As for the scene that resembles a moment from the video game Uncharted 2: Among Thieves, it was important to figure out the forward motion of the carriage.  “The bridge was collapsing one brick at time and the carriage was slowly moving forward as another one was lost,” states Coco.  “That was shot on the backlot.” The falling piano in the bar carriage was entirely CG.  “As the train tilts up and the actors make their way up, we did simulations for a lot of the debris and furniture tumbling through that collects at the bottom of the carriage,” explains Sutherland.  “Then there is that whole moment where the piano is dangling over Ethan and Ilsa. We did a destruction simulation for when the piano lets go and breaks through to the end of the carriage as well as a lot of environment work for the river valley below. Tom Cruise and Rebecca Ferguson were definitely suspended and climbing a pieced of a carriage that was built for the rig.  We basically provided the distance and jeopardy of the river below.”                            

Heavily showcased in one of the film’s supporting featurettes is the now famous cliff motorbike jump.  “A massive jump ramp was constructed and the biggest challenge for us was making sure we wouldn’t touch Tom’s performance,” states Coco.  “Alex and the on-set team managed to scan and get photogrammetry of the environment so we could seamlessly replace the ramp.  We added suspension in the wheels because when Tom was driving on the ramp it was quite flat.  We replaced the ramp with a lot of variation on the ground.  But we left Tom as he was.  He looked amazing.”  Furthering the realism were effects such as dust and dirt coming off the motorbike wheels.  “We object tracked the motorbike to make sure that we had the exact movement and then we replaced and added small details to make it believable,” Coco adds.  Cruise letting go of the motorbike was captured in-camera. “It was done six or seven times,” he continues. “Once he’s off the mountain it was all him.”  Some cleanup was required for the sky.  “There were camera drones [that had to be painted out] and atmospherics added to a shot,” remarks Sutherland.  “But for the most part you are looking at the photography.”  As for the fate of the motorbikes, Sutherland reveals, “Six motorbikes gone!  I bet someone came along [to rescue them].”

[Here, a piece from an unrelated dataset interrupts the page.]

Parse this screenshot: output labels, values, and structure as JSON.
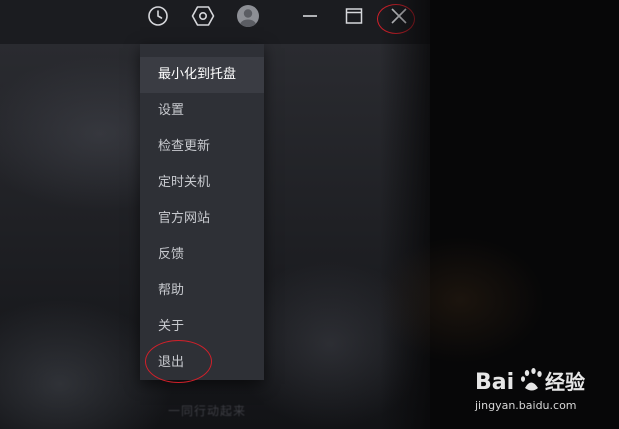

Numerous image pipelines had to be implemented to accommodate the various camera formats.  “That was a logistical challenge with all of the location shooting with multiple mounted cameras,” notes Sutherland.  “We had a lot of mounted cameras on vehicles. There was a lot of imagery to keep track of and, just from a technical point of view, and the number of lens and camera combinations was huge on the show.” 

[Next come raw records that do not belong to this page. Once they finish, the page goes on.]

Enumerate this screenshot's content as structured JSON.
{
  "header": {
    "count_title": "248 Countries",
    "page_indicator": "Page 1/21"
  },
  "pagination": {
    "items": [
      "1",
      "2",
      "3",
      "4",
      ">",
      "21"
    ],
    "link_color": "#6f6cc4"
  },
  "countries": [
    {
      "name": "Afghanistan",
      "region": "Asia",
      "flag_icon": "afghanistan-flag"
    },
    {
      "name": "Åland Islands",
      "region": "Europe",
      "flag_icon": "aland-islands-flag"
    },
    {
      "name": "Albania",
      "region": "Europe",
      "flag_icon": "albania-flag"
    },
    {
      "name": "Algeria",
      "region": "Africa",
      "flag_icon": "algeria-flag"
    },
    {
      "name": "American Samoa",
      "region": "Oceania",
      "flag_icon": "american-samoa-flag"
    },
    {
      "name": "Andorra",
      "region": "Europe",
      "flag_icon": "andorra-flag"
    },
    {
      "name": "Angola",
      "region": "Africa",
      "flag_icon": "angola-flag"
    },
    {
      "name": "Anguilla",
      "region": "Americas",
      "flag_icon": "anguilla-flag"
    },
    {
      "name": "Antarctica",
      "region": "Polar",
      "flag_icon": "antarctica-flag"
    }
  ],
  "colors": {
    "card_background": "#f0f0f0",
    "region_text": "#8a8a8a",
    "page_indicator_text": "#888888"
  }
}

In the end, ILM was responsible for 1,100 to 1,200 visual effects shots.  “The scenes that have a giant room of office workers sitting at desks typing or wandering around were tricky because we used digital doubles to fill out the rooms with typists,” reveals Sutherland.  “We did a motion-capture shoot for that, and they’re all dressed the same way.  One of the challenges there was to get variation in all the different typists in terms of their movements and actions.  You have one shot where you can see literally several hundred.” 

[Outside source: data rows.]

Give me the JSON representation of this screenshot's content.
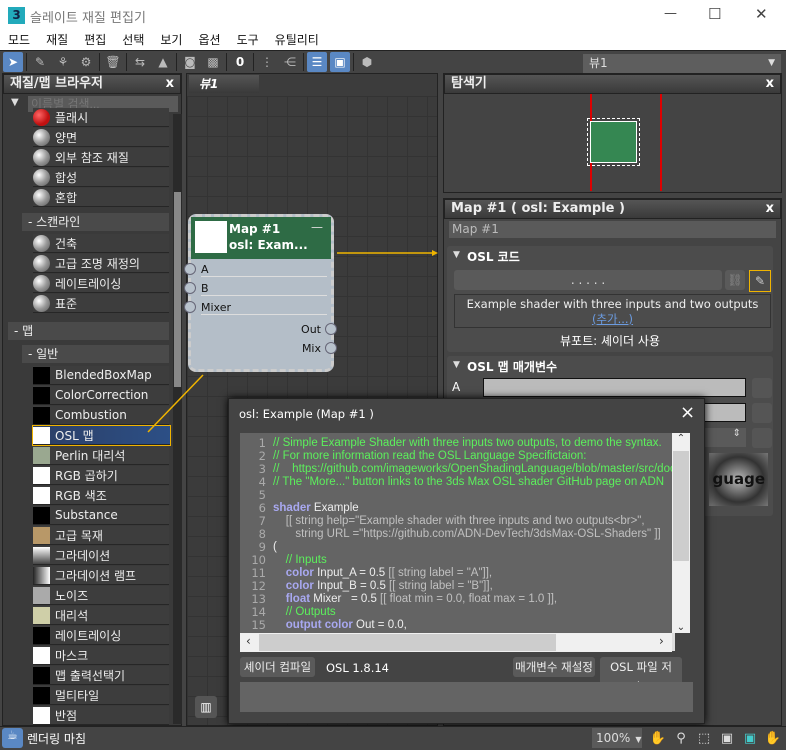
{
  "window": {
    "title": "슬레이트 재질 편집기",
    "app_icon": "3",
    "minimize": "—",
    "maximize": "☐",
    "close": "✕"
  },
  "menu": [
    "모드",
    "재질",
    "편집",
    "선택",
    "보기",
    "옵션",
    "도구",
    "유틸리티"
  ],
  "toolbar": {
    "view_dropdown": "뷰1"
  },
  "browser": {
    "title": "재질/맵 브라우저",
    "close": "x",
    "search_placeholder": "이름별 검색...",
    "materials": [
      {
        "label": "플래시",
        "color": "#c01010"
      },
      {
        "label": "양면"
      },
      {
        "label": "외부 참조 재질"
      },
      {
        "label": "합성"
      },
      {
        "label": "혼합"
      }
    ],
    "scanline_group": "- 스캔라인",
    "scanline": [
      "건축",
      "고급 조명 재정의",
      "레이트레이싱",
      "표준"
    ],
    "maps_group": "- 맵",
    "general_group": "- 일반",
    "maps": [
      {
        "label": "BlendedBoxMap",
        "swatch": "#000"
      },
      {
        "label": "ColorCorrection",
        "swatch": "#000"
      },
      {
        "label": "Combustion",
        "swatch": "#000"
      },
      {
        "label": "OSL 맵",
        "swatch": "#fff",
        "selected": true
      },
      {
        "label": "Perlin 대리석",
        "swatch": "#9aa890"
      },
      {
        "label": "RGB 곱하기",
        "swatch": "#fff"
      },
      {
        "label": "RGB 색조",
        "swatch": "#fff"
      },
      {
        "label": "Substance",
        "swatch": "#000"
      },
      {
        "label": "고급 목재",
        "swatch": "#b89868"
      },
      {
        "label": "그라데이션",
        "swatch": "linear-gradient(#fff,#444)"
      },
      {
        "label": "그라데이션 램프",
        "swatch": "linear-gradient(90deg,#222,#fff)"
      },
      {
        "label": "노이즈",
        "swatch": "#aaa"
      },
      {
        "label": "대리석",
        "swatch": "#cfcfa8"
      },
      {
        "label": "레이트레이싱",
        "swatch": "#000"
      },
      {
        "label": "마스크",
        "swatch": "#fff"
      },
      {
        "label": "맵 출력선택기",
        "swatch": "#000"
      },
      {
        "label": "멀티타일",
        "swatch": "#000"
      },
      {
        "label": "반점",
        "swatch": "#fff"
      }
    ]
  },
  "view": {
    "tab": "뷰1",
    "node": {
      "title": "Map #1",
      "subtitle": "osl: Exam...",
      "inputs": [
        "A",
        "B",
        "Mixer"
      ],
      "outputs": [
        "Out",
        "Mix"
      ]
    }
  },
  "navigator": {
    "title": "탐색기",
    "close": "x"
  },
  "params": {
    "title": "Map #1  ( osl: Example )",
    "close": "x",
    "name_field": "Map #1",
    "osl_code_section": "OSL 코드",
    "file_field": ". . . . .",
    "description": "Example shader with three inputs and two outputs",
    "more_link": "(추가...)",
    "viewport_note": "뷰포트: 셰이더 사용",
    "map_params_section": "OSL 맵 매개변수",
    "param_a": "A",
    "preview_text": "guage"
  },
  "editor": {
    "title": "osl: Example (Map #1 )",
    "close": "×",
    "lines": [
      [
        [
          "c-comment",
          "// Simple Example Shader with three inputs two outputs, to demo the syntax."
        ]
      ],
      [
        [
          "c-comment",
          "// For more information read the OSL Language Specifictaion:"
        ]
      ],
      [
        [
          "c-comment",
          "//    https://github.com/imageworks/OpenShadingLanguage/blob/master/src/doc/os"
        ]
      ],
      [
        [
          "c-comment",
          "// The \"More...\" button links to the 3ds Max OSL shader GitHub page on ADN"
        ]
      ],
      [
        [
          "",
          ""
        ]
      ],
      [
        [
          "c-kw",
          "shader"
        ],
        [
          "",
          " Example"
        ]
      ],
      [
        [
          "c-meta",
          "    [[ string help=\"Example shader with three inputs and two outputs<br>\","
        ]
      ],
      [
        [
          "c-meta",
          "       string URL =\"https://github.com/ADN-DevTech/3dsMax-OSL-Shaders\" ]]"
        ]
      ],
      [
        [
          "",
          "("
        ]
      ],
      [
        [
          "c-comment",
          "    // Inputs"
        ]
      ],
      [
        [
          "c-kw",
          "    color"
        ],
        [
          "",
          " Input_A = 0.5 "
        ],
        [
          "c-meta",
          "[[ string label = \"A\"]],"
        ]
      ],
      [
        [
          "c-kw",
          "    color"
        ],
        [
          "",
          " Input_B = 0.5 "
        ],
        [
          "c-meta",
          "[[ string label = \"B\"]],"
        ]
      ],
      [
        [
          "c-kw",
          "    float"
        ],
        [
          "",
          " Mixer   = 0.5 "
        ],
        [
          "c-meta",
          "[[ float min = 0.0, float max = 1.0 ]],"
        ]
      ],
      [
        [
          "c-comment",
          "    // Outputs"
        ]
      ],
      [
        [
          "c-kw",
          "    output color"
        ],
        [
          "",
          " Out = 0.0,"
        ]
      ]
    ],
    "compile": "셰이더 컴파일",
    "version": "OSL 1.8.14",
    "reset": "매개변수 재설정",
    "save": "OSL 파일 저장..."
  },
  "status": {
    "text": "렌더링 마침",
    "zoom": "100%"
  },
  "colors": {
    "accent": "#5a88c4",
    "node_header": "#2e6b45",
    "link": "#f0b400",
    "selection": "#2c4f86"
  }
}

The mask reveal shots are never exactly the same. “This movie had a long single take shot where a mask is put on as opposed to pulled one off in a traditional way,” observes Sutherland. “That meant stitching a number of plates together to create a continuous camera move and to piece together different moments of the action.  It’s a combination of using some digital and old fashion filmmaking tricks at the same time.  The artists have fun working on those kinds of shots and that comes through in the techniques people are using.”                       

Trevor Hogg's picture

Trevor Hogg is a freelance video editor and writer best known for composing in-depth filmmaker and movie profiles for VFX Voice, Animation Magazine, and British Cinematographer.